Lester de Souza Building community for entrepreneurs

February 2nd, 2017

A patent gives you a monopoly on whatever it is that is patented. It is up to the patent holder to decide the value. Sometimes it is a defensive action to protect some other line of business and other times it is monetised to generate the desired revenue for the life of the patent.

Many patents are issued for 'improvements' so it is a question of how it fits into your business plan. Someone else can do an improvement on your patent and get a subsequent patent creating a strategic issue in what is patented as well as where and how the patent is enforced.

John Maloney Internet of Things Executive Consultant, IoT Engineer

February 5th, 2017

Best way to protect your new business? Create and keep lotsa cash customers. Period.

Alan Sack Founding member of SACK IP Law p.c., Intellectual Property Law and related Matters.

February 3rd, 2017


Patent protection is often critical for a startup to maintain a hold on a slice of the market. Having the designation "patent pending" is also valuable when a company is about to launch their product or platform. However, the value of a patent and the potential scope of protection depends on the specific technology and the proximity of the prior art in that field.
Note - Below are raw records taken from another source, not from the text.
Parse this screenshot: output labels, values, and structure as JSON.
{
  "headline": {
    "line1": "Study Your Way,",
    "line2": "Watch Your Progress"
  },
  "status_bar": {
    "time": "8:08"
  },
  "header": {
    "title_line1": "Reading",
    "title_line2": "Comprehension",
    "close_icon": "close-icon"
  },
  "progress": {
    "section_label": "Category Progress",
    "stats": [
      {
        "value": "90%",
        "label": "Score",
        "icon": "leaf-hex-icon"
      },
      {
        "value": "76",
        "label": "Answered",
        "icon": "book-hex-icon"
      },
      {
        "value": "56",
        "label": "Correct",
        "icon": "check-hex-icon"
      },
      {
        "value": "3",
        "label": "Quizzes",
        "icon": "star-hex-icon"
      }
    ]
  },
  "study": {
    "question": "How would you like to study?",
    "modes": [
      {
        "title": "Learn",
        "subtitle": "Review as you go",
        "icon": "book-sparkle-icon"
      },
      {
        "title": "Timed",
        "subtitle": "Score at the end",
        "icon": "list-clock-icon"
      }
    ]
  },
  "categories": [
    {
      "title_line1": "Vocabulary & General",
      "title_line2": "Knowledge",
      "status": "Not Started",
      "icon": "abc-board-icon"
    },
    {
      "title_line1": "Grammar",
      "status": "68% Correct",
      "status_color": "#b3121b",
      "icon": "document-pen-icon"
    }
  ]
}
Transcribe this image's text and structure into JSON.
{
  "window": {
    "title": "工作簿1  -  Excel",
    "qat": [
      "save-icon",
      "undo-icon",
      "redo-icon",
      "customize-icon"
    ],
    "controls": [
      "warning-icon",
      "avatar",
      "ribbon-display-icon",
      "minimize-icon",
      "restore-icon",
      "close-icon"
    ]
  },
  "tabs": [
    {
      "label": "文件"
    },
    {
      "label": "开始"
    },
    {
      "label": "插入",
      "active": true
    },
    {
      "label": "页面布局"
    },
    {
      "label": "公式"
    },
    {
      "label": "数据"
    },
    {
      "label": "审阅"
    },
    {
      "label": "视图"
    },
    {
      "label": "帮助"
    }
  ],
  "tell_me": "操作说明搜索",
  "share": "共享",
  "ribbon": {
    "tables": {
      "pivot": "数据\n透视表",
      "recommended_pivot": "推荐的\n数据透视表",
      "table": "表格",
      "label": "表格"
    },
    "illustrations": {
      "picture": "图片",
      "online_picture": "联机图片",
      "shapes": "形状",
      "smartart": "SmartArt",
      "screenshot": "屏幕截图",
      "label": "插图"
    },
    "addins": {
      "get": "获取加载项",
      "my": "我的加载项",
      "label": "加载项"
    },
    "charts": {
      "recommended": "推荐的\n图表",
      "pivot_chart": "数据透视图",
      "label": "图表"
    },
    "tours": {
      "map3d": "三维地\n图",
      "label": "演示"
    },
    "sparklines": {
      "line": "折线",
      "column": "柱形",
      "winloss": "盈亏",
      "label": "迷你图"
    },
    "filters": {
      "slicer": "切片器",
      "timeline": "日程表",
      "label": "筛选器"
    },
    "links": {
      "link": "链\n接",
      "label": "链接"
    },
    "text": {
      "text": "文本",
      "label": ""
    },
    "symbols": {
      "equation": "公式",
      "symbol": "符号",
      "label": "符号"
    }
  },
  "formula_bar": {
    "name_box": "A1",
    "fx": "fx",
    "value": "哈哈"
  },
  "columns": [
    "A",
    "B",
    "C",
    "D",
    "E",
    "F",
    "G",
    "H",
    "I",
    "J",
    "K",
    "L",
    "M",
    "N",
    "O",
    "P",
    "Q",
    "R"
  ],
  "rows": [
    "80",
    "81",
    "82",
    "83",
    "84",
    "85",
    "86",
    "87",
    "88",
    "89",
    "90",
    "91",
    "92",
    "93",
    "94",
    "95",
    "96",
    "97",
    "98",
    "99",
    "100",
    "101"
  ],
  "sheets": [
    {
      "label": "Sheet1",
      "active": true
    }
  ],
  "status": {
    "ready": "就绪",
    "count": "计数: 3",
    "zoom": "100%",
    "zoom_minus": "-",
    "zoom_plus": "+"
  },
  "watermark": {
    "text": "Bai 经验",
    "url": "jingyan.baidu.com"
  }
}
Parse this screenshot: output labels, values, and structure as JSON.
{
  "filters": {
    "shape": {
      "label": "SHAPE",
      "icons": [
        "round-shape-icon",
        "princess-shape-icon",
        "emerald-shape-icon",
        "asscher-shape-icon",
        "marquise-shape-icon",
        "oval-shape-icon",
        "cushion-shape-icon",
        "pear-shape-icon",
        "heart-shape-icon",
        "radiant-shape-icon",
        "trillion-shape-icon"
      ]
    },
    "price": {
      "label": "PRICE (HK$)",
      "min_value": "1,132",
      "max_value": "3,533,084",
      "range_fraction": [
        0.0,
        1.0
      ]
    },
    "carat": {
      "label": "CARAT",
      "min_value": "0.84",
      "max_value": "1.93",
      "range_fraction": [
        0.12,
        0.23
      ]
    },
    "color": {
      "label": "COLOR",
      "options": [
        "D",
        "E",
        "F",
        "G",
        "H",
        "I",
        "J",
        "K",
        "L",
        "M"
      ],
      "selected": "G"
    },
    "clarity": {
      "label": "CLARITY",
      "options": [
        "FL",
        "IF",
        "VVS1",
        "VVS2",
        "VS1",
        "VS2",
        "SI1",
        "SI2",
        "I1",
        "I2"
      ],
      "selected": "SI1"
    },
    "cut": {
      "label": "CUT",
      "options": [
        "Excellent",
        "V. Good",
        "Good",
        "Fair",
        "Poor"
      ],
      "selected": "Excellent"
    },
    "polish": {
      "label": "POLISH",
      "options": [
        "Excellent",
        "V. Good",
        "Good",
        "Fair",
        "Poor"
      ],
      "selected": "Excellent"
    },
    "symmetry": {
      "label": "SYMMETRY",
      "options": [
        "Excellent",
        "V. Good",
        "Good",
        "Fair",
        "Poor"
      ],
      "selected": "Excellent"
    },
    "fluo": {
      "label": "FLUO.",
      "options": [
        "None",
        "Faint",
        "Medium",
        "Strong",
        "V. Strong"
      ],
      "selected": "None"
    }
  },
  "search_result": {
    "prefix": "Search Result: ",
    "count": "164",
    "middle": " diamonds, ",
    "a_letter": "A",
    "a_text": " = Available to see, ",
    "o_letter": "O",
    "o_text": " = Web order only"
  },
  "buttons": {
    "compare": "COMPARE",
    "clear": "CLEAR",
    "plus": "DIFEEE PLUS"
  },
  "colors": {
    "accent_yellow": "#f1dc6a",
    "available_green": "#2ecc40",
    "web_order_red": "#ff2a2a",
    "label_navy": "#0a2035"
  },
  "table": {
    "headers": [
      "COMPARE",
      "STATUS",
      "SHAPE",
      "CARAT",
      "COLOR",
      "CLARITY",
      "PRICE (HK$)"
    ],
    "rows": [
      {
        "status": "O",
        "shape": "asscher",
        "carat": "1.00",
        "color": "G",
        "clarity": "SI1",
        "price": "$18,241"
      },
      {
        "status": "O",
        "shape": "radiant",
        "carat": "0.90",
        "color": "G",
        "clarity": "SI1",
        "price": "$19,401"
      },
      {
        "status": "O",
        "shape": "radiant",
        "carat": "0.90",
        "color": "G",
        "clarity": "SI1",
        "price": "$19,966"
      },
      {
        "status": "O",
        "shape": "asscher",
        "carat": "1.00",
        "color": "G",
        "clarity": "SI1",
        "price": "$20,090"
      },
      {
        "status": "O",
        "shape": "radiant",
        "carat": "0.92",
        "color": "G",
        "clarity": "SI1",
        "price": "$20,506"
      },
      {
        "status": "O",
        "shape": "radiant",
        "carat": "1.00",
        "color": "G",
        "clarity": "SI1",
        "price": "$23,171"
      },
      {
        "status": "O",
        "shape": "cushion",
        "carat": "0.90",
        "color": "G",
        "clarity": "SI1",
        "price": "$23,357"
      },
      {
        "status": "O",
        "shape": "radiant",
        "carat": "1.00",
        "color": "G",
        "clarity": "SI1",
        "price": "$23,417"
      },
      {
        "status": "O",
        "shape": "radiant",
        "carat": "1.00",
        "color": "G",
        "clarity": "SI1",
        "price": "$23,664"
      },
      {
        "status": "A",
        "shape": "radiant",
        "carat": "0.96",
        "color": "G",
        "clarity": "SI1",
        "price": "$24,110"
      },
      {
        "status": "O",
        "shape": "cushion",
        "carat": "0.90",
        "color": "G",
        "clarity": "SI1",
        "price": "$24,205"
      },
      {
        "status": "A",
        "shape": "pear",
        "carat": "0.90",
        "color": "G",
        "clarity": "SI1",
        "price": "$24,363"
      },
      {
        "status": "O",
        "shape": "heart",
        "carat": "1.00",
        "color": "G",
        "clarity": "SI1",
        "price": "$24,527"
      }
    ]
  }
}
It is impossible to generalize about whether applying for a patent is worth-while, without knowing all of the specific underlying factors. However, a company does not have to wait until the patent issues to use it as a marketing and licensing tool. Its very existence and your ability to show the application off to potential investors and customers is valuable. It also acts as a scare-crow, once it is publish to ward off potential infringers.

So, yes patents are worth while, in nearly all industries for both their marketing and enforcement potential.

Juan Zarco Managing Director, Silicon Valley Ventures Growth Partners llp

February 2nd, 2017

Depends on the industry (market). Does Uber have one? I doubt it. But virtually all healthcare technologies and semiconductor companies do. Regardless of the industry, a patent is seen as adding value. And one can manage the patent filing costs.

Juan Zarco Managing Director, Silicon Valley Ventures Growth Partners llp

February 3rd, 2017

Some investors and the patent lawyers view patents as barriers to entry. And I notice that foreign investors quickly ask about the IP. However, even a so-called patent doesn't mean that the technology might work. Theranos had many such patents but when the product rolled out from conception to reality, the product didn't work. And it is not first time I have witnessed that. No better validation of a product than revenues.

Anil Vora Happily selling inventions in 38 countries

March 29th, 2017

A.L. It is waste of time. The best way is to get to the market as fast as possible